** TASK TO CARRY OUT **
What lines in the records below contain the string "value"? Copy every one.

** STUDY MATERIAL **
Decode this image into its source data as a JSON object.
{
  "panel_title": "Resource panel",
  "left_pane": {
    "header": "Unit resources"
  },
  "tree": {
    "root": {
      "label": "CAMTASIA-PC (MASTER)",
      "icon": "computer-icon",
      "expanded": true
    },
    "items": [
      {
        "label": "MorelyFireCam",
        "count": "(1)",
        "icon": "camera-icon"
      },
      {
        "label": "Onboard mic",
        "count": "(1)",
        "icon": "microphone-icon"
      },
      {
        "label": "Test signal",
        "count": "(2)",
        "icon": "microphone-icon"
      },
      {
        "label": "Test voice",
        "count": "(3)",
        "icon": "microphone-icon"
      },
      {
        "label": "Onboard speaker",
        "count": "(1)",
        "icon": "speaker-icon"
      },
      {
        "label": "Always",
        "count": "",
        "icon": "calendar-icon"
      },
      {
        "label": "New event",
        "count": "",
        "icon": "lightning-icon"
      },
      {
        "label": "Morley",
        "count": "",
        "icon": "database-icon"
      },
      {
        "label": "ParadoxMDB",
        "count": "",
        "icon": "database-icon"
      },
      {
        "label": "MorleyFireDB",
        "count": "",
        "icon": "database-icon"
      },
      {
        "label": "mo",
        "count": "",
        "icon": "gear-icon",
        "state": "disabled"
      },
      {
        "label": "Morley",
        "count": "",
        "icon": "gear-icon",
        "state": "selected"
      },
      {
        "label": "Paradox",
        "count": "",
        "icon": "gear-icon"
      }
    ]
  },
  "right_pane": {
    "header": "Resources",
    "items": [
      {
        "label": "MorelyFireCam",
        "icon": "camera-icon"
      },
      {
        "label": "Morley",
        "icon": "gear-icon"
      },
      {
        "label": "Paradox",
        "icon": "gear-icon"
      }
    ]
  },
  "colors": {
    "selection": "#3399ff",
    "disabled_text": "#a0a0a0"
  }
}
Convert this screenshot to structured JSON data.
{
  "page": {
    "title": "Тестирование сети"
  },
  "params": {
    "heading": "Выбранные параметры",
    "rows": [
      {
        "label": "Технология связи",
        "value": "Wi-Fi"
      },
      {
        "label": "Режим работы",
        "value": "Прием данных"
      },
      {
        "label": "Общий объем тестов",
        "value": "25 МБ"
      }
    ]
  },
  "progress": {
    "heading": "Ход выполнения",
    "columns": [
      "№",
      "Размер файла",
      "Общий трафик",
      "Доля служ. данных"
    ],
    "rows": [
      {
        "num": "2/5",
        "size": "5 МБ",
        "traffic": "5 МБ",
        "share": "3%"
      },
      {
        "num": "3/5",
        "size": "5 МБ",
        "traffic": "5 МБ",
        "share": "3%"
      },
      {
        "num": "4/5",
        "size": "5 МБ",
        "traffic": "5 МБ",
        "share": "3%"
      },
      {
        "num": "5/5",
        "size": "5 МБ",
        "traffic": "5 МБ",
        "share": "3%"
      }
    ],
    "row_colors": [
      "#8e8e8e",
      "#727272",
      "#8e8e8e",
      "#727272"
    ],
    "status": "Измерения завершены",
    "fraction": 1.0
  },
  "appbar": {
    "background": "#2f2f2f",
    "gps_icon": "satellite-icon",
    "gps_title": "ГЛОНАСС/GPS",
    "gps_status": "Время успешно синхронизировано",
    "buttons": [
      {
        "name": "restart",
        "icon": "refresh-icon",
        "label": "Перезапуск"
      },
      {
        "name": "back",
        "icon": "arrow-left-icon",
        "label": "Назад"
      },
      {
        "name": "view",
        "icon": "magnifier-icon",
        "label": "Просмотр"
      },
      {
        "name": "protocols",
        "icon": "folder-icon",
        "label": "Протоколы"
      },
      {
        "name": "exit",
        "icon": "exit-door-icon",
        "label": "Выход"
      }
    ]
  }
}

** ANSWER AREA **
        "value": "Wi-Fi"
        "value": "Прием данных"
        "value": "25 МБ"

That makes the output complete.